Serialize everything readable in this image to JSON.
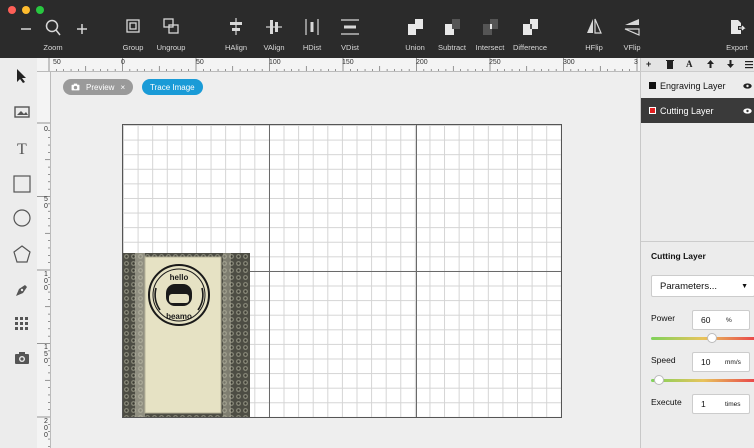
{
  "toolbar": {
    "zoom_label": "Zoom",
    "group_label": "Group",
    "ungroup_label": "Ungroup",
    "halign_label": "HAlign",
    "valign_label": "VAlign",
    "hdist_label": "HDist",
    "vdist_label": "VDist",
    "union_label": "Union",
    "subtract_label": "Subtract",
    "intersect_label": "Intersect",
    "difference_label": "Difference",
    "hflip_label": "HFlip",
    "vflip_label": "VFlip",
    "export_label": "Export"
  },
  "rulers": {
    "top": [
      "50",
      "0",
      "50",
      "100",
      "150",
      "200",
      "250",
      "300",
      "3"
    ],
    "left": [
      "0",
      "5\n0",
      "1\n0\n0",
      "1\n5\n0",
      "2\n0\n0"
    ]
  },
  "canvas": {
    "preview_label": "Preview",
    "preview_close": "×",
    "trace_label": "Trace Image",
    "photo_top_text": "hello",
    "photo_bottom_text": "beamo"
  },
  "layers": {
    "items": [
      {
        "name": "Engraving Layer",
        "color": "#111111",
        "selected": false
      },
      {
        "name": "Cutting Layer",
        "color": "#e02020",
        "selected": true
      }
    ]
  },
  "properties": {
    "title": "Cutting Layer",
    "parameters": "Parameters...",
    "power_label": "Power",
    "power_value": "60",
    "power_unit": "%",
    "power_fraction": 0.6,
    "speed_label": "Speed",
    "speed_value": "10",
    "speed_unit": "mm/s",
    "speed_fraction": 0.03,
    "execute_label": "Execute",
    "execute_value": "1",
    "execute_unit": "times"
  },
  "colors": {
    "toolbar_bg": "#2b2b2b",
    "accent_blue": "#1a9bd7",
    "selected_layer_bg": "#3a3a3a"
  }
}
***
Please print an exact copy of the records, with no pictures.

Serialize everything readable in this image to JSON.
{
  "toolbar": {
    "zoom_label": "Zoom",
    "group_label": "Group",
    "ungroup_label": "Ungroup",
    "halign_label": "HAlign",
    "valign_label": "VAlign",
    "hdist_label": "HDist",
    "vdist_label": "VDist",
    "union_label": "Union",
    "subtract_label": "Subtract",
    "intersect_label": "Intersect",
    "difference_label": "Difference",
    "hflip_label": "HFlip",
    "vflip_label": "VFlip",
    "export_label": "Export"
  },
  "rulers": {
    "top": [
      "50",
      "0",
      "50",
      "100",
      "150",
      "200",
      "250",
      "300",
      "3"
    ],
    "left": [
      "0",
      "5\n0",
      "1\n0\n0",
      "1\n5\n0",
      "2\n0\n0"
    ]
  },
  "canvas": {
    "preview_label": "Preview",
    "preview_close": "×",
    "trace_label": "Trace Image",
    "photo_top_text": "hello",
    "photo_bottom_text": "beamo"
  },
  "layers": {
    "items": [
      {
        "name": "Engraving Layer",
        "color": "#111111",
        "selected": false
      },
      {
        "name": "Cutting Layer",
        "color": "#e02020",
        "selected": true
      }
    ]
  },
  "properties": {
    "title": "Cutting Layer",
    "parameters": "Parameters...",
    "power_label": "Power",
    "power_value": "60",
    "power_unit": "%",
    "power_fraction": 0.6,
    "speed_label": "Speed",
    "speed_value": "10",
    "speed_unit": "mm/s",
    "speed_fraction": 0.03,
    "execute_label": "Execute",
    "execute_value": "1",
    "execute_unit": "times"
  },
  "colors": {
    "toolbar_bg": "#2b2b2b",
    "accent_blue": "#1a9bd7",
    "selected_layer_bg": "#3a3a3a"
  }
}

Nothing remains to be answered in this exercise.